Take a stroll around town and see if you can find some yourself. And welcome some friends to join! Just pay attention next time you walk in the downtown area of Reykjavik, you will see them. Here’s a little help…(keep in mind they may have changed places)

So, rather you start looking for them or just accidentally see one waving at you on your way to work, don’t forget to enjoy this little piece of simplicity and joy the Toy Spreader is gently offering to the citizen and visitors of Reykjavik!

 

Have a good day!   

6 Museums in Reykjavík worth visiting

Posted on Categories Culture, ReykjavikTags , ,

There is no doubt that Iceland’s number one attraction is the beautiful nature and picturesque landscape. However, Reykjavík city has a great deal of local culture and history and so spending at least one or two days strolling around the city and visiting museums is an absolute must. So for you museum goers we’ve gathered a list of six interesting museums in Reykjavík that are worth checking out.

Árbær Open Air Museum

A quaint outdoor museum that showcases architecture and way of life in Reykjavík in the 19th and 20th century.

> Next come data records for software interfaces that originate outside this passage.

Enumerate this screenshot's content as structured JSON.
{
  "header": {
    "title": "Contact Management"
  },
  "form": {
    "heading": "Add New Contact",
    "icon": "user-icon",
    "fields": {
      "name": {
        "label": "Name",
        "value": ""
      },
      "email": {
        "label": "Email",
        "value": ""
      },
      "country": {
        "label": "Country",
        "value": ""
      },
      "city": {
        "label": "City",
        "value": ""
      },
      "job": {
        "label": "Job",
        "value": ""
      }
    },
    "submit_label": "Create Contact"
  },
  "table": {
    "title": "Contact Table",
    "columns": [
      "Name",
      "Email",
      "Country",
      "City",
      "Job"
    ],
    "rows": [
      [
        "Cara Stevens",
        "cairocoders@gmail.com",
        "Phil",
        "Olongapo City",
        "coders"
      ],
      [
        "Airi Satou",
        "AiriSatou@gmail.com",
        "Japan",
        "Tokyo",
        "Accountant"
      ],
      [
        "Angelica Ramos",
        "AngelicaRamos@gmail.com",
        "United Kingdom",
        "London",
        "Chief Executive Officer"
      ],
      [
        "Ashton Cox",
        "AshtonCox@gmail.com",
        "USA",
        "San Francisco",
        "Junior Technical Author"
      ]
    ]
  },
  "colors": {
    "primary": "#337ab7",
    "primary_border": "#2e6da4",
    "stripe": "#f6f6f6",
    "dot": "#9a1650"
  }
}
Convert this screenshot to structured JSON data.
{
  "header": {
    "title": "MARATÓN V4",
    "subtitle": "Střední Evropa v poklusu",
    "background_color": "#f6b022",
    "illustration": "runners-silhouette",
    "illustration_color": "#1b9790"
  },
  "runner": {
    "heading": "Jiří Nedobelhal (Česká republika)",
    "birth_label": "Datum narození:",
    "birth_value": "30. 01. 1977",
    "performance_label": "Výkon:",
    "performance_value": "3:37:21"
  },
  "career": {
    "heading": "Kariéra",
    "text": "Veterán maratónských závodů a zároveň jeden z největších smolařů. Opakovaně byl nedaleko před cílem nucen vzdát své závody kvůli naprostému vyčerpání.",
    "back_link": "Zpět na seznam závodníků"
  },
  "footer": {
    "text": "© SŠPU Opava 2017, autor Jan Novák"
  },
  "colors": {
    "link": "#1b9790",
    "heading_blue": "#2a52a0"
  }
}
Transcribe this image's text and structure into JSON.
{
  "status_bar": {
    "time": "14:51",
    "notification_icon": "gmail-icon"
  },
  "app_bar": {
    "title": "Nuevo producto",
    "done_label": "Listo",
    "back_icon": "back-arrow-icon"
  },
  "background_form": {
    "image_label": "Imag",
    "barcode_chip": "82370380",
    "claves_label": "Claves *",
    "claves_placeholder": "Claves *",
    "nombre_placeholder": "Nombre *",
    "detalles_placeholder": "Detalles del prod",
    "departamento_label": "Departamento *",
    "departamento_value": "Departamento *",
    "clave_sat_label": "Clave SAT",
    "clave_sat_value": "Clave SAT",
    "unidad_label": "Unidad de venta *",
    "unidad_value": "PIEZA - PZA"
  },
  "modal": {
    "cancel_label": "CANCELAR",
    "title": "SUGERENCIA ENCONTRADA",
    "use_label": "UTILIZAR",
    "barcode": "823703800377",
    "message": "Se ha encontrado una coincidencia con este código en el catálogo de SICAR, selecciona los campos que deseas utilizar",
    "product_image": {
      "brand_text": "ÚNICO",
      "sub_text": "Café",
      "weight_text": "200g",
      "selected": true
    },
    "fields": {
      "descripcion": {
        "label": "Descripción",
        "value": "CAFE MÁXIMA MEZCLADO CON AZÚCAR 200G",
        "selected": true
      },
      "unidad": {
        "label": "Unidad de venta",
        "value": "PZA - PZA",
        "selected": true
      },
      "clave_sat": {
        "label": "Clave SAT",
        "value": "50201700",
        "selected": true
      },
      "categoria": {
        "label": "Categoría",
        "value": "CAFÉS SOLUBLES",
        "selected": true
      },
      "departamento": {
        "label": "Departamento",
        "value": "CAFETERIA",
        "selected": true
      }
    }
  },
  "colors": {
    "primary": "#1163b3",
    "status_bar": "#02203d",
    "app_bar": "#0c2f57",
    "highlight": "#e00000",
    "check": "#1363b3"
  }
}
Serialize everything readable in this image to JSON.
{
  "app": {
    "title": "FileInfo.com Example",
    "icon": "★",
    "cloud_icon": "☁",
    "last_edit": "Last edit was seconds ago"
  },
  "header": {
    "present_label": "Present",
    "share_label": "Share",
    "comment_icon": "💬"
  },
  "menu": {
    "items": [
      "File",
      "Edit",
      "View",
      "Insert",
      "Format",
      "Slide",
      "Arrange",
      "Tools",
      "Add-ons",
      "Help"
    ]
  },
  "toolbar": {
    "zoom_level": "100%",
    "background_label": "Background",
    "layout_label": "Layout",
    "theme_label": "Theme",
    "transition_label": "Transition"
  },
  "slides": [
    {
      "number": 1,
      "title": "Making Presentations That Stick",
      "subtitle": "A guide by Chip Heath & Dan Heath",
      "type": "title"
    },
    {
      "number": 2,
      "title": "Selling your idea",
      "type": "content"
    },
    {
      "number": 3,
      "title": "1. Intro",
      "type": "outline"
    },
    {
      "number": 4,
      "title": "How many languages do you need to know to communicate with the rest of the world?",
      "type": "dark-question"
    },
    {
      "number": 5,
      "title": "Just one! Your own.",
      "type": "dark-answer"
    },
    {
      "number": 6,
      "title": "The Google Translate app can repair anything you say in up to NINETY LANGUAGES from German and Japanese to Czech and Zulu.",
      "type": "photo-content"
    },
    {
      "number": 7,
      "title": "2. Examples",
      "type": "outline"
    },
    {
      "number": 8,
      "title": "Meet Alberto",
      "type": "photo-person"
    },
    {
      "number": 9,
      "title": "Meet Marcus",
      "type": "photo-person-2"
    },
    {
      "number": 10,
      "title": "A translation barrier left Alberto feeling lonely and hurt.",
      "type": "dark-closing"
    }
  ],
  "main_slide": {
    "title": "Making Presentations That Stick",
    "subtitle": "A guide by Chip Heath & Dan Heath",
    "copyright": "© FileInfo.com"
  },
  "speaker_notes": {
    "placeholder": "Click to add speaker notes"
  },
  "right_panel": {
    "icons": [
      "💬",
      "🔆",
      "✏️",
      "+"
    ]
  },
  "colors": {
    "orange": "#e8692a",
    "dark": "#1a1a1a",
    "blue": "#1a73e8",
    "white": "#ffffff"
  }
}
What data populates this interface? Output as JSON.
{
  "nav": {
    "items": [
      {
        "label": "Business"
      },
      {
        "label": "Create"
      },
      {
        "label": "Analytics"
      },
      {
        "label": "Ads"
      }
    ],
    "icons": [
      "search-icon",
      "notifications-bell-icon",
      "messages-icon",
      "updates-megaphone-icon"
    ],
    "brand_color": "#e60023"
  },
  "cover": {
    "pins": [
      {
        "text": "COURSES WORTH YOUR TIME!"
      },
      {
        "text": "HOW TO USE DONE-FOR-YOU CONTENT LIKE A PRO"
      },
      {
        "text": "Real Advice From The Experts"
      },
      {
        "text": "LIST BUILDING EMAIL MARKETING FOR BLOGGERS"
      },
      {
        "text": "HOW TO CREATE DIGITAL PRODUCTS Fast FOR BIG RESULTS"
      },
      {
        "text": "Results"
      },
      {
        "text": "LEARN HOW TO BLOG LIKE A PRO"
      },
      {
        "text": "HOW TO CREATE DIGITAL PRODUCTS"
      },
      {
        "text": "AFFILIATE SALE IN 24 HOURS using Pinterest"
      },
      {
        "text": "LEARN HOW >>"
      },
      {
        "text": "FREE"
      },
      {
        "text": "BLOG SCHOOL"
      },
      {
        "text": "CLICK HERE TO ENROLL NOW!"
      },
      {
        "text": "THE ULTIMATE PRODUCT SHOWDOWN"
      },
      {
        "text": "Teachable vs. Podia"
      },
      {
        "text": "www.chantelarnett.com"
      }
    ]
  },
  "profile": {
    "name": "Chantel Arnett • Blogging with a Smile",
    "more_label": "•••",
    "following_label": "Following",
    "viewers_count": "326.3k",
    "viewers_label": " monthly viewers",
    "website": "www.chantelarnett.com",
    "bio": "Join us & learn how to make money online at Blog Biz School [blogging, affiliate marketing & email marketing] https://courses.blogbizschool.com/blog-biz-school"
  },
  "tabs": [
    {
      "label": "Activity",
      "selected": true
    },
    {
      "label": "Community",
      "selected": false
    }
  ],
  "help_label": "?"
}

Árbær Museum was founded in 1957 due to a concern that ‘old Reykjavík’ was disappearing. There are over twenty houses that were relocated from central Reykjavík to the museum and they form a small village, a town square and a farm with real life farm animals on bate in the summer. One hour guided tours in English are offered where guests get to hear the history of each house. You get a real feel of the way of life in the past. The museum also benefits from its proximity to the Ellidarár valley, an extensive outdoor recreation area with beautiful groves of trees. It’s a fun experience for the whole family.

The National Museum of Iceland

Established in 1863, The National Museum of Iceland is the oldest museum in Iceland. It’s role is to increase and relay knowledge of Icelandic cultural heritage, from the nation’s earliest Viking settlements through to the current day.

Reykjavík Maritime Museum

Located at Grandinn by the Old harbor in a building that was originally built as a fish freezing plant, the Maritime Museum exhibits and shares history of Icelandic Fishing industry and culture, it exhibits Sea related items that tell this important story. The newest addition to the museum is the former coast guard ship Óðinn and guests of the museum have now access to guided tours of the vessel.

Whales of Iceland

The Whales of Iceland is the largest whale exhibition in Europe showcasing full size models of 23 whale species found in Icelandic waters. The displays are interactive and audio guides will give you various information of these incredible creatures.  It’s almost like being underwater with these giant mammals of the sea. Once you’re done exploring you can sit down at the cafe and enjoy a cup of java or hot chocolate while munching on a whale themed cake.

The Iceland Punk Museum

Located in a former public toilets in Bankastræti near Lækjatorg square is Iceland punk museum. It was opened  by the famous punk rocker Johnny Rotten of the legendary band Sex Pistols in 2016 and offers a fascinating look at the Icelandic punk history.

The Icelandic Phallological Museum

Possibly the only penis museum in the world and it’s located right here in Reykjavik.  This is no joke..you just have to see it to believe it.